1. The lower court erred as a matter of law in entering in personam judgments for “fraudulent conveyances,” “voluntary conveyances” and conversion in favor of an unsecured creditor: (a) against a senior, secured creditor with a perfected security interest who was recovering on a debt, (b) against several non-transferees who cannot be liable for conveyances that they never received, and (c) against Petitioners without determining the transferors’ fraudulent intent or insolvency, all in violation of this Court’s then-recent holding in La Bella Dona Skin Care v. Belle Femme, 294 Va. 243 (2017), or otherwise contrary to the plain meaning of Va. Code §§ 55-80 & 55-81; and (d) in this context, further erred in ruling that the ‘Buy-Out Agreement’ preceding the debt lacked consideration, or that any such lack of consideration could nullify the later extension of credit or the resulting senior secured, perfected creditor status.

2. [RESERVED – The second Grayson assignment of error applies only to Grayson (Record No. 191413), because that assignment refers to the conversion claim, which was pled only against Grayson.

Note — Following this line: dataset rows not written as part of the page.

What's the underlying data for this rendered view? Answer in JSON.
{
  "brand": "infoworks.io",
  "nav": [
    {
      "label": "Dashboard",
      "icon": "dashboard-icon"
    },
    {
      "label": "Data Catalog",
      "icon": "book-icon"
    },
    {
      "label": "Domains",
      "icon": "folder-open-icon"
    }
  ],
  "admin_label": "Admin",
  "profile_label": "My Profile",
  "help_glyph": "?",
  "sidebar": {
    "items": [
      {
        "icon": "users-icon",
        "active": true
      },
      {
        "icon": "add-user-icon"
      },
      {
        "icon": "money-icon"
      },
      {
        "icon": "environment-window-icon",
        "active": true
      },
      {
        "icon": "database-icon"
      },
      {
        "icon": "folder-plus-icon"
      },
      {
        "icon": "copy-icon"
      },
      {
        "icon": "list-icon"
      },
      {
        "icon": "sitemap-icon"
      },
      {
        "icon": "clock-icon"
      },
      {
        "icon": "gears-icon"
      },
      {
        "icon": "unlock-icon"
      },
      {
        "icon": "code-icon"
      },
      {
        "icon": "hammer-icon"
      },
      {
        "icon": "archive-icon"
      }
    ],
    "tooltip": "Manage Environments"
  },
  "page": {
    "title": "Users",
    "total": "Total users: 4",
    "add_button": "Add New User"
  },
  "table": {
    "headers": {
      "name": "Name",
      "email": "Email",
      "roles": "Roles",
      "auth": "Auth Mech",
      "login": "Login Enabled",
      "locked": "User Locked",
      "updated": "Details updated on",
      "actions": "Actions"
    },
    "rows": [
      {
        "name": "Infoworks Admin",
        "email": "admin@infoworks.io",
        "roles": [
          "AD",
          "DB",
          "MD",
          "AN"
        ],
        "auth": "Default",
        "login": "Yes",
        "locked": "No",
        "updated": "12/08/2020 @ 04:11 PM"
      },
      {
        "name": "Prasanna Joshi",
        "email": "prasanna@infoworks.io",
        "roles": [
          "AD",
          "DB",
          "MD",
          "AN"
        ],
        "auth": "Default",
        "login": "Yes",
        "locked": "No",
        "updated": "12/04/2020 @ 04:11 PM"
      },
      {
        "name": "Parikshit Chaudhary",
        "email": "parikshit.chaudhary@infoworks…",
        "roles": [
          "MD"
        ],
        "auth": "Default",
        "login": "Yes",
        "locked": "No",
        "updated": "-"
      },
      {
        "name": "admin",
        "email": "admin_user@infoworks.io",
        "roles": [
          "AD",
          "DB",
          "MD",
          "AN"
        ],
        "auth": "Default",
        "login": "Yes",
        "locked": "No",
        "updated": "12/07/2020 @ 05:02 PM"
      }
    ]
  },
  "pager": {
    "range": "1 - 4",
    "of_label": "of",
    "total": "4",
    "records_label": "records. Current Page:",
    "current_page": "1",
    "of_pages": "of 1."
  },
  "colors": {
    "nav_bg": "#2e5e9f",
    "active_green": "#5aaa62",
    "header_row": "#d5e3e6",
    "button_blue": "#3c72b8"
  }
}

We reserve this in order to maintain the same numbering of assignments.]

3. The lower court erred as a matter of law in failing to dismiss all claims against all Petitioners under res judicata, when such claims could have been brought in prior litigation regarding the same conduct, transactions and occurrences (and were actually known to the plaintiff during prior litigation), and when the prior parties were in privity to all Petitioners, in violation of this Court’s recent holding in Funny Guy, LLC v. Lecego, LLC, 293 Va. 135 (2017) and contrary to Virginia Supreme Court Rule 1:6.

4. The lower court erred as a matter of law in entering judgment against all Petitioners for fraudulent conveyances and voluntary conveyances without requiring proof by “clear, cogent and convincing evidence” from the landlord, and by shifting the burden of proof onto the defendants, in violation of this Court’s then-recent holding in Suntrust Bank v. PS Business Parks, L.P., 292 Va. 644 (2016).


5. The lower court erred as a matter of law in improperly calculating damages by: (a) awarding damages for injury that did not exist at the time of the transfers; (b) refusing to make the necessary “ratable distribution” between creditors (the landlord and Grayson/GSA); (c) refusing to honor the right under Virginia law for debtors K&A and AMG to prefer one creditor over another; (d) assessing liability for the “IDT transfers” on parties against whom the IDT transfers were not pled; and (e) awarding damages for time-barred transfers.


6. The lower court erred as a matter of law in awarding attorney’s fees and sanctions in a nonfraud case, where there is no “pattern of misconduct” of “callous, deliberate, deceitful acts,” and
where the plaintiff had not elected to proceed exclusively in equity, as this Court has required in its decisions, and contrary to the plain meaning of Va. Code § 55-82.1, especially where a claim for such sanctions was never pled, briefed, noticed for a hearing, or timely requested.


7. The lower court erred as a matter of law in awarding attorney’s fees against all of the Petitioners for all of the claims asserted, including claims that were dismissed, claims for which attorney’s fees are not recoverable, claims against defendants who were found not liable, claims brought only against some defendants and not others, damages that were denied, and one claim for which the landlord specifically refrained from requesting attorney’s fees during trial.

http://www.courts.state.va.us/courts/scv/appeals/191414.pdf